- [Prompt] Please report how many lines in the data below contain "this". Nothing besides the number should be written.

==== Input

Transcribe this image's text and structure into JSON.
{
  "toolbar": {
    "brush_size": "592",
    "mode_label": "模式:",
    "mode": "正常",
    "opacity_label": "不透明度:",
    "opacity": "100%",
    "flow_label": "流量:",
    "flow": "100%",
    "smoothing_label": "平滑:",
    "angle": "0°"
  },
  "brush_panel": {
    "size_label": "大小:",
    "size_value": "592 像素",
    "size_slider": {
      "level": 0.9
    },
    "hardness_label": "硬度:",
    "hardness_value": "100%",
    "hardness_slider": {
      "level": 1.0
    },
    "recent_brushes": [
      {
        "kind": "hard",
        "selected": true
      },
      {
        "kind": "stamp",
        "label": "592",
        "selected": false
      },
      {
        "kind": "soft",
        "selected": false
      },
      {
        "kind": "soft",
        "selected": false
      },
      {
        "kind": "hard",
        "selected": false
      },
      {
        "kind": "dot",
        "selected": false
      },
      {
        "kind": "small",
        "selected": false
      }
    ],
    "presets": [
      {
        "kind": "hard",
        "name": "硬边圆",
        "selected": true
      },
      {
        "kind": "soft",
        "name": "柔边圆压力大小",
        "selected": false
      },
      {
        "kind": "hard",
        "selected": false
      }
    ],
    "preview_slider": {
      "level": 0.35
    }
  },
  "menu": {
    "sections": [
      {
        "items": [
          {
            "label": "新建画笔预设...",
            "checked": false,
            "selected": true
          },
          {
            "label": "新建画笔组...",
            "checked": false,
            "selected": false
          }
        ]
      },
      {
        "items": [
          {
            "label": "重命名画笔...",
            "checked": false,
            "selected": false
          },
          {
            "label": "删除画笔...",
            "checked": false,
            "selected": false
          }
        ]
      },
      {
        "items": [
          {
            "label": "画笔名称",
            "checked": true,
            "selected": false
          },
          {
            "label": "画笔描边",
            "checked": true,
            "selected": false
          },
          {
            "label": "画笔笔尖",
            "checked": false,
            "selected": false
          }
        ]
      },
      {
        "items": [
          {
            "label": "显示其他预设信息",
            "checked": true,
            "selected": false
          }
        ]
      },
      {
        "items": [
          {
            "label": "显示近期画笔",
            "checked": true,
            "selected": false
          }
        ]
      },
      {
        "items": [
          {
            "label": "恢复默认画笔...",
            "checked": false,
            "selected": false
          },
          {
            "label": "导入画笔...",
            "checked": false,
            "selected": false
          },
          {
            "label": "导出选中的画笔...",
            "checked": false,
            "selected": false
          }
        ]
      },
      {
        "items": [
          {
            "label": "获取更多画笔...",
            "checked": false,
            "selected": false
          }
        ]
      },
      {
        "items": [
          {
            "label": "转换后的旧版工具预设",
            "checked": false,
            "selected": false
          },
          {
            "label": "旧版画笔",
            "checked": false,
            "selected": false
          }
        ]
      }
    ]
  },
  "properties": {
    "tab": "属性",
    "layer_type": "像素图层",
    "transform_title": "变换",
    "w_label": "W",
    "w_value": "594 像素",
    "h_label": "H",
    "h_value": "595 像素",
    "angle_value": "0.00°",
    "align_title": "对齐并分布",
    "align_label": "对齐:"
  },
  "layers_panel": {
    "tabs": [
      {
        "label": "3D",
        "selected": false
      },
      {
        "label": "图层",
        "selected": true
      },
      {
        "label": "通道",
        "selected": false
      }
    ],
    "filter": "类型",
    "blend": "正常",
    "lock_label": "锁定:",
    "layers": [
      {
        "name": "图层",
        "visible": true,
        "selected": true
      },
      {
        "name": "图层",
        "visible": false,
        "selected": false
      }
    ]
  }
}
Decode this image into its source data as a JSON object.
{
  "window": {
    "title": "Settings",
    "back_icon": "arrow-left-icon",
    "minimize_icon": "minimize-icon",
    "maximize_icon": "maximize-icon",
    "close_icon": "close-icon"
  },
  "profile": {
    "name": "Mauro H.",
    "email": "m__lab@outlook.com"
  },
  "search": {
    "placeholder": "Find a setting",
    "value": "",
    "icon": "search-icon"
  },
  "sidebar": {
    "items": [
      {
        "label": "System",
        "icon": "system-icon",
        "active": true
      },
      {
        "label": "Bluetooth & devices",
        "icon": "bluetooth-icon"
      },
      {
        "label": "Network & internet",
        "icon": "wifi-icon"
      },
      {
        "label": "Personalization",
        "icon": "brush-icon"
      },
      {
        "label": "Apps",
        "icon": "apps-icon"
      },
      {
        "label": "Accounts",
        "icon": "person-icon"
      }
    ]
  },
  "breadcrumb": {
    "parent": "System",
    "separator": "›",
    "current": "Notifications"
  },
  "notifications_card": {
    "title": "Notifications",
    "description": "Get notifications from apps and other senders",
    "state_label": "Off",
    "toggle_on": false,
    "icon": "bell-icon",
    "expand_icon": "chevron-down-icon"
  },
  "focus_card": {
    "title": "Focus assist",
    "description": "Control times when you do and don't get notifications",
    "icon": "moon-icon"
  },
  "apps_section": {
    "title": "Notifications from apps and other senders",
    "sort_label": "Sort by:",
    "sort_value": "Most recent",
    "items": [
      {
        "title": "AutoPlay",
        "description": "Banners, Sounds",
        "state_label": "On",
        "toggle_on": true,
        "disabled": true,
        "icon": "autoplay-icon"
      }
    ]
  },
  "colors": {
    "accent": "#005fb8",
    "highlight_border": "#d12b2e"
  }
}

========

- [Completed task] 2